Most pet owners are hard workers, have families, and pay taxes too. There are bad zoos, bad pet owners, bad drivers, bad teachers, bad dog owners, bad doctors, and bad people. But don’t ever let an incident involving an animal occur, because if it does, that means something should be banned; whether it be an ‘exotic’ pet, or ‘bully’ breed type of dog, or reptile. The expectations of certain pet owners are staggeringly high.

Even more important is the fact that as citizens, our choices that make our lives meaningful are not even taken seriously. How else would you describe such quick banning of non-lethal animals with insufficient evidence or facts showing that this group of animals is more harmful than those which are conventional? These animals that very small numbers of people keep are rarely even given the chance to be regulated as they should have been in the first place.

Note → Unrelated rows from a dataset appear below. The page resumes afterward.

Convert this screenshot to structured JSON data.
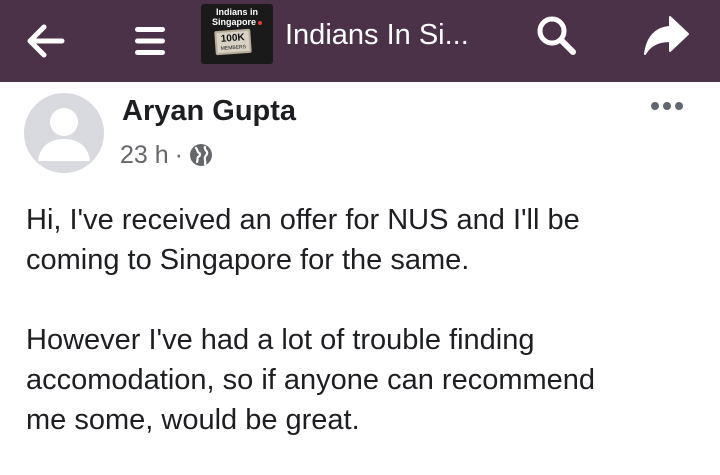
{
  "header": {
    "group_title": "Indians In Si...",
    "logo": {
      "line1": "Indians in",
      "line2": "Singapore",
      "stamp_number": "100K",
      "stamp_sub": "MEMBERS"
    },
    "icons": {
      "back": "arrow-left-icon",
      "menu": "hamburger-menu-icon",
      "search": "search-icon",
      "share": "share-icon"
    },
    "colors": {
      "bar": "#4b3248",
      "icon": "#ffffff"
    }
  },
  "post": {
    "author": "Aryan Gupta",
    "time": "23 h",
    "separator": "·",
    "privacy_icon": "globe-icon",
    "more_icon": "more-horizontal-icon",
    "paragraphs": [
      "Hi, I've received an offer for NUS and I'll be\ncoming to Singapore for the same.",
      "However I've had a lot of trouble finding\naccomodation, so if anyone can recommend\nme some, would be great."
    ]
  }
}
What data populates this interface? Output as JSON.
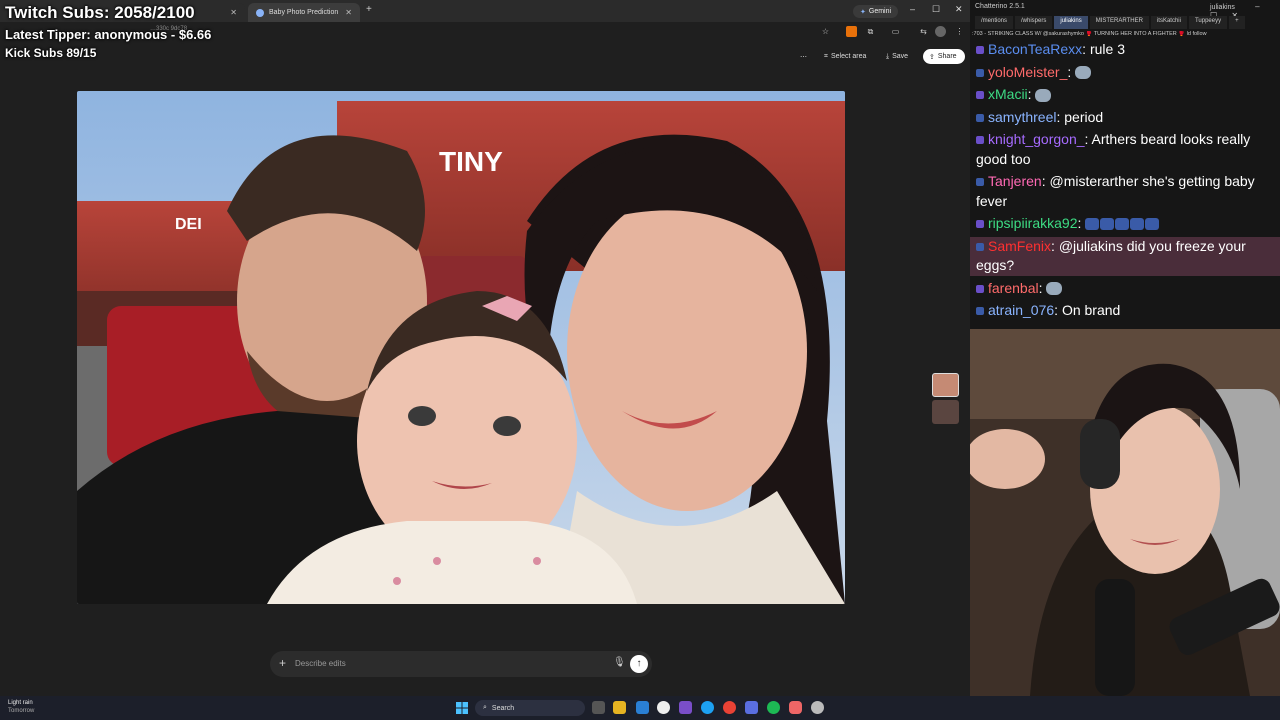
{
  "browser": {
    "tabs": [
      {
        "label": ""
      },
      {
        "label": "Baby Photo Prediction"
      }
    ],
    "new_tab": "+",
    "gemini_chip": "Gemini",
    "window_controls": [
      "–",
      "☐",
      "✕"
    ],
    "url": "…330c 9dc78",
    "toolbar": {
      "more": "⋯",
      "select_area": "Select area",
      "save": "Save",
      "share": "Share"
    },
    "edit_input": {
      "placeholder": "Describe edits",
      "add": "+"
    },
    "photo_sign_text": "TINY",
    "photo_store_text": "DEI"
  },
  "overlays": {
    "twitch_subs": "Twitch Subs: 2058/2100",
    "latest_tipper": "Latest Tipper: anonymous - $6.66",
    "kick_subs": "Kick Subs 89/15"
  },
  "chat": {
    "title": "Chatterino 2.5.1",
    "channel": "juliakins",
    "tabs": [
      "/mentions",
      "/whispers",
      "juliakins",
      "MISTERARTHER",
      "itsKatchii",
      "Tuppeeyy",
      "+"
    ],
    "active_tab": 2,
    "banner": ":703 - STRIKING CLASS W/ @sakurashymko 🥊 TURNING HER INTO A FIGHTER 🥊 ld   follow",
    "messages": [
      {
        "user": "BaconTeaRexx",
        "color": "#5b8ef0",
        "text": "rule 3",
        "emote": false
      },
      {
        "user": "yoloMeister_",
        "color": "#ff6b6b",
        "text": "",
        "emote": true
      },
      {
        "user": "xMacii",
        "color": "#3ddc84",
        "text": "",
        "emote": true
      },
      {
        "user": "samythreel",
        "color": "#8ab4ff",
        "text": "period",
        "emote": false
      },
      {
        "user": "knight_gorgon_",
        "color": "#a66bff",
        "text": "Arthers beard looks really good too",
        "emote": false
      },
      {
        "user": "Tanjeren",
        "color": "#ff69b4",
        "text": "@misterarther she's getting baby fever",
        "emote": false
      },
      {
        "user": "ripsipiirakka92",
        "color": "#3ddc84",
        "text": "",
        "emote": "blue"
      },
      {
        "user": "SamFenix",
        "color": "#ff3030",
        "text": "@juliakins did you freeze your eggs?",
        "emote": false,
        "highlight": true
      },
      {
        "user": "farenbal",
        "color": "#ff6b6b",
        "text": "",
        "emote": true
      },
      {
        "user": "atrain_076",
        "color": "#8ab4ff",
        "text": "On brand",
        "emote": false
      }
    ]
  },
  "taskbar": {
    "weather_line1": "Light rain",
    "weather_line2": "Tomorrow",
    "search": "Search"
  },
  "colors": {
    "browser_bg": "#1f1f1f",
    "chat_bg": "#161616",
    "taskbar_bg": "#1c1f2a",
    "highlight": "#4a2d3a"
  }
}
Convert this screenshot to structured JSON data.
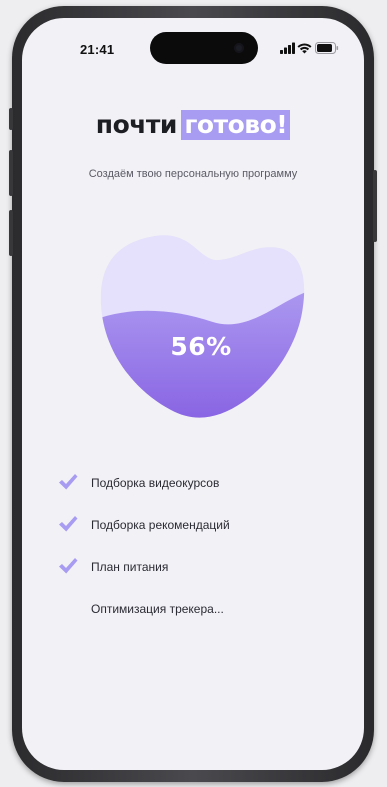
{
  "status_bar": {
    "time": "21:41"
  },
  "header": {
    "title_plain": "почти",
    "title_highlight": "готово!",
    "subtitle": "Создаём твою персональную программу"
  },
  "progress": {
    "value_percent": 56,
    "label": "56%"
  },
  "tasks": [
    {
      "label": "Подборка видеокурсов",
      "done": true
    },
    {
      "label": "Подборка рекомендаций",
      "done": true
    },
    {
      "label": "План питания",
      "done": true
    },
    {
      "label": "Оптимизация трекера...",
      "done": false
    }
  ],
  "colors": {
    "accent": "#a79bf2",
    "heart_light": "#e5e0fb",
    "heart_fill_top": "#a995ef",
    "heart_fill_bottom": "#8a67e4",
    "check": "#a79bf2",
    "background": "#f2f1f5"
  },
  "icons": {
    "signal": "cellular-signal-icon",
    "wifi": "wifi-icon",
    "battery": "battery-icon",
    "check": "checkmark-icon"
  }
}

Banning pets is not like banning fireworks. It’s akin to telling a gardener they can no longer grow plants, or informing a dog owner they can only keep cats because some dogs have killed people. Non-pet owners and domesticated pet owners seem to refuse to abide by the philosophy that we should respect people’s differences. Respect doesn’t mean you have to condone something. All pet owners should be able to keep their pet of choice as long as they are not mistreating those them.

 There are many reasons why a person may want to keep a non-domesticated animal over a domesticated one (or both). There is no place for judgment on the reason, and only the welfare of the animal and the (possible) impact on the public remain valid concerns. However, it is illogical and unfair to expect better results from exotic pets over that of traditional pets. Nearly every animal can bite. All pet owning situations may result in a negative occurrence. Respect us and let us live our lives.

Continued ...»